[embed]https://youtu.be/jmxw4K3w4N4[/embed] Aside from the fact these high school athletes are catching lobbed balls without coverage while professional receivers deal with skin-splitting bullets and double coverage, gloves don't make a player. Men were actually commenting on this video that they could have played college ball with the addition of these gloves. Mhmm, okay.
Yes, these gloves are helpful. Yes, players did not have these advances decades ago. Just because technology advances, doesn't mean the NFL should remain archaic. Although there's humor and sarcasm in this video, I find myself reflecting on this innate obsession sports fanatics have to continually question and downgrade the athleticism and talent of these men.
The pure hatred posted by 'fans' is nothing short of annoying. My husband stopped going on Twitter for the sole purpose of avoiding negativity. As WAGS, we have seen our fair share of hate comments about our husbands. "Cut him! I could do a better job!" is my personal favorite. Most of us try our best to steer clear of the haters but it can be difficult. So I've written an open letter to fans currently suffering from delusions of football grandeur.
An Open Letter to Fans
To Anyone Who Thinks They Could Play in the NFL,
Like most NFL players, my husband comes home from games bruised and barely mobile, yet he has one day to get it together, be on the field and perform. You have sadly mistaken 'game-ready' for pristine condition.
Could you perform 100-percent at your job with the flu, dislocated fingers, a thrown-out back, or all of the above? Absolutely not. You would call in. But there are no sick days in the NFL. If you want to miss a full day of practice, you are looking at roughly $17,000 in fines. That fumble or missed block you witness may very well be due to the ailments these men are gritting their teeth through. Gritting through because they are pack mules.
These men don't have a choice to sit out. At this office, if you want to stay home and heal, you'll be replaced.
You could never do this job. With fractured bones and all feeling lost in your fingers, could you hold onto the ball or hold off a 300-pound man? No. The fact is, if you could do this job, you would be. Only 1.5-percent of NCAA football players make it to the NFL. The chances that you are one of those 1.5-percent and opted out of the NFL are very unlikely. Instead, you're sitting at home eating Cheetos and commenting on my husband's ability. Until you have played in the league and know what each player goes through, please stop.
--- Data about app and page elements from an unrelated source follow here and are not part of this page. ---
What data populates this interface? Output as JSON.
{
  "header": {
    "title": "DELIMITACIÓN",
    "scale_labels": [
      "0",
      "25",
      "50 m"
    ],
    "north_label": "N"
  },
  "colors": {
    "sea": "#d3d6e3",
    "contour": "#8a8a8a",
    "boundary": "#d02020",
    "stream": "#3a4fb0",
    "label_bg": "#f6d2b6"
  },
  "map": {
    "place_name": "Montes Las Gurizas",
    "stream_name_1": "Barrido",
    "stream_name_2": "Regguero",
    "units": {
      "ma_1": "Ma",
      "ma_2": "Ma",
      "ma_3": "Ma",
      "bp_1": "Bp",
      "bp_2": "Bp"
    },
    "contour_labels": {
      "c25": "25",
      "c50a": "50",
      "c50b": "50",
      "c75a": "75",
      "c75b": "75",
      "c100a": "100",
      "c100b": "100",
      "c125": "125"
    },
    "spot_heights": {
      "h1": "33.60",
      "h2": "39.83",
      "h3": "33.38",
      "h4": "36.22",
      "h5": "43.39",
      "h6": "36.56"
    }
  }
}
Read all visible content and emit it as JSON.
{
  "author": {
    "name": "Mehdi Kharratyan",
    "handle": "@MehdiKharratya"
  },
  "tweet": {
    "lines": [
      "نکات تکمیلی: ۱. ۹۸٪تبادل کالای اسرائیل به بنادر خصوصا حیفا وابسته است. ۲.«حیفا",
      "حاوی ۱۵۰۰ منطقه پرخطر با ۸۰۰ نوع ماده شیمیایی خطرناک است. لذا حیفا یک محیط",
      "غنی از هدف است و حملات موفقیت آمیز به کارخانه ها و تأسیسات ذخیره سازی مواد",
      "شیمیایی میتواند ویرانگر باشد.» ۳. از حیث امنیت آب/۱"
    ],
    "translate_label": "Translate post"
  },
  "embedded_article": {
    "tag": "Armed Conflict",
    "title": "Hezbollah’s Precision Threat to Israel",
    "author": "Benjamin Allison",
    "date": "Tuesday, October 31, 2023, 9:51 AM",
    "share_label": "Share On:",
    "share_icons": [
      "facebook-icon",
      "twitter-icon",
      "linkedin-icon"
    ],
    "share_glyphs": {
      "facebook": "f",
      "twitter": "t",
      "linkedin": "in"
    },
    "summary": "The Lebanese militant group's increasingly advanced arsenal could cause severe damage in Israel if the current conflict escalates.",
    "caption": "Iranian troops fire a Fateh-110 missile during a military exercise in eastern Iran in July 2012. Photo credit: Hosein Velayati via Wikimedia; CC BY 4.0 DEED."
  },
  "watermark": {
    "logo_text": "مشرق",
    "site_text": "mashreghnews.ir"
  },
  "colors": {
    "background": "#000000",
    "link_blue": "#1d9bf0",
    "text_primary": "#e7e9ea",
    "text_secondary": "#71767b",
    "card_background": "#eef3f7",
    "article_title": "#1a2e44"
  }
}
If you still think you would do a better job, please let me know when you've scheduled your team tryout. I would love to come watch your amazing ability. I'll bring my husband's gloves.